What is an Intermediary?
In the field of conflict resolution, intermediary and third party are interchangeable terms that refer to a person or group of people who enter a conflict in order “to help the disputing parties manage, analyze, or resolve their disputes.”1 Intermediaries can be informal or formal. Some third parties get drawn into the role by association or circumstance. For example, an informal intermediary could simply be a friend who is asked to mediate an interpersonal dispute between acquaintances. Formal intermediaries, on the other hand, are professionals hired specifically to perform the third party role.

Types of Formal Third Parties
There are several types of formal intermediaries who help resolve conflicts. They include facilitators, mediators, negotiators (sometimes lawyers), arbitrators, and judges.

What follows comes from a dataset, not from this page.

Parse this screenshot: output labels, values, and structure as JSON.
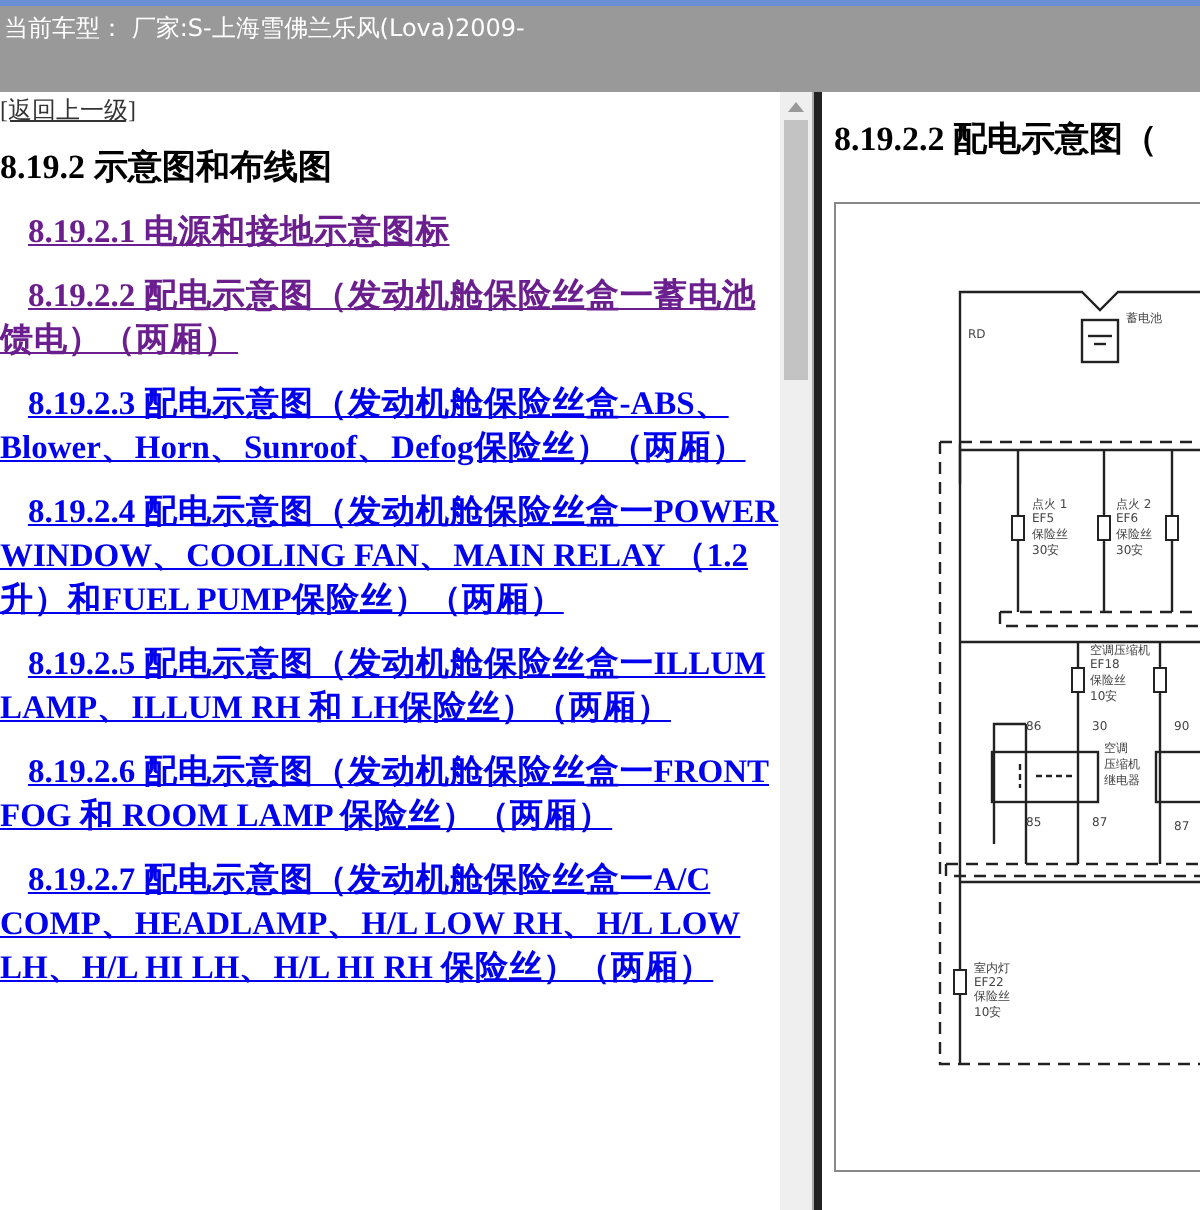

Facilitators generally possess the least power to influence outcomes. Their job is to help establish effective communication between parties (see facilitation).They will set agendas for meetings between the parties, and control communication in those meetings to keep the parties on track and moving forward toward their goals. They can also help the parties determine or alter their goals, and assess whether a particular option or decision meets those goals. But the ultimate decisions are up to the parties themselves. Thus, facilitators have no authority over the final outcome of the decision process.2

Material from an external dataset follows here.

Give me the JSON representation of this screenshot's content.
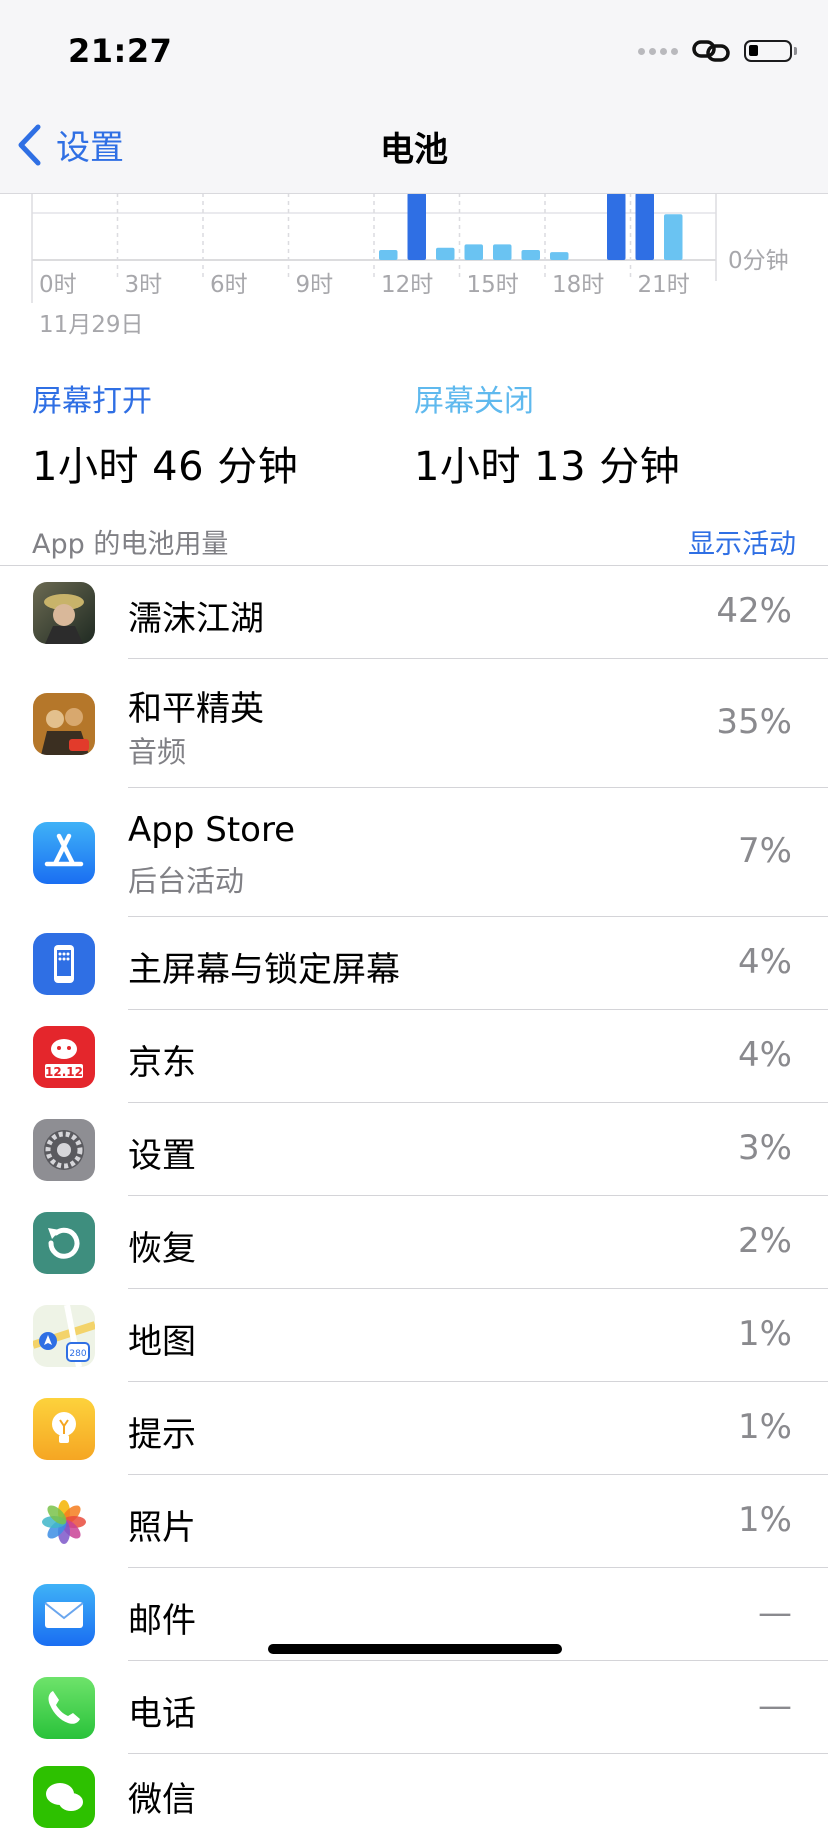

Mediators tend to have more control over the resolution process than facilitators. They bring the parties together to help structure the process that will be used, and meet with the parties together and separately to sort out the key issues in dispute. The job of problem-solving mediators is to help parties develop mutually satisfactory solutions. (Facilitators rarely have such a distinct charge.) Transformative mediators, on the other hand, are more focused on strengthening relationships between parties (see problem-solving mediation and transformative mediation). Although mediators do not have authority over the outcome of the mediation process, they may identify and suggest potential solutions to the problem. They also serve an important role in terms of reframing the positions of the parties in ways that are more conducive to reaching agreement.3 Negotiation is a search for common ground that will result in a settlement between disputing parties (see negotiation and compromise).4 Everyone negotiates all the time — with one’s children, one’s associates, and one’s friends, about minor matters as well as large ones.

Lawyers, however, represent one type of formal negotiator when they are hired to negotiate for another party. Though lawyers are trained in adversarial procedures, namely litigation, they often become involved in negotiating settlements outside of the courtroom.5 In such a situation, it is not simply one person working between the parties as with mediation. Instead, there are at least two lawyers, one representing each side, negotiating with one another based on the interests of their clients.

Arbitrators are the most powerful formal intermediary. This is because they have the power to make a final, binding decision that usually cannot be appealed. In this sense, arbitrators are even more powerful than judges, as the latter’s decisions can be appealed.

Yet judges are still the most formal of intermediaries. This is primarily based on the rigidity and formality of the court system and its procedural protections, such as the guarantee of due process under the law. More information about the roles these intermediaries play can be found in the associated articles on negotiation, mediation, and arbitration of intractable conflicts.

by Brad Spangler
1 Heidi and Guy M. Burgess, Encyclopedia of Conflict Resolution (Denver, CO: ABC-CLIO, 1997), 148.
2 Roger M. Schwartz, The Skilled Facilitator: Practical Wisdom for Developing Effective Groups (San Francisco: Jossey-Bass, 1994), 8.
3 For a thorough discussion of the role of mediators, see: Christopher W. Moore, The Mediation Process, 2nd Edition (San Francisco: Jossey-Bass Publishers, 1996).
4 For a thorough discussion of negotiation, see: Roy J. Lewicki, David M. Saunders, and John W. Minton, Negotiation, 3rd Edition (San Francisco: Irwin McGraw Hill, 1999).
5 D.K. Sampath, Negotiation and Settlement Advocacy, available from http://www.crinfo.org/documents/crci/1_Sampath1r.pdf

Brad Spangler is an Associate at Resolve in Washington, D.C. His primary area of interest is public policy dispute resolution. Brad Spangler is a contributor to Beyond Intractability which is an online “encyclopedia” compiling easy-to-understand essays on almost 400 topics which explain the dynamics of conflict along with available options for promoting more constructive approaches.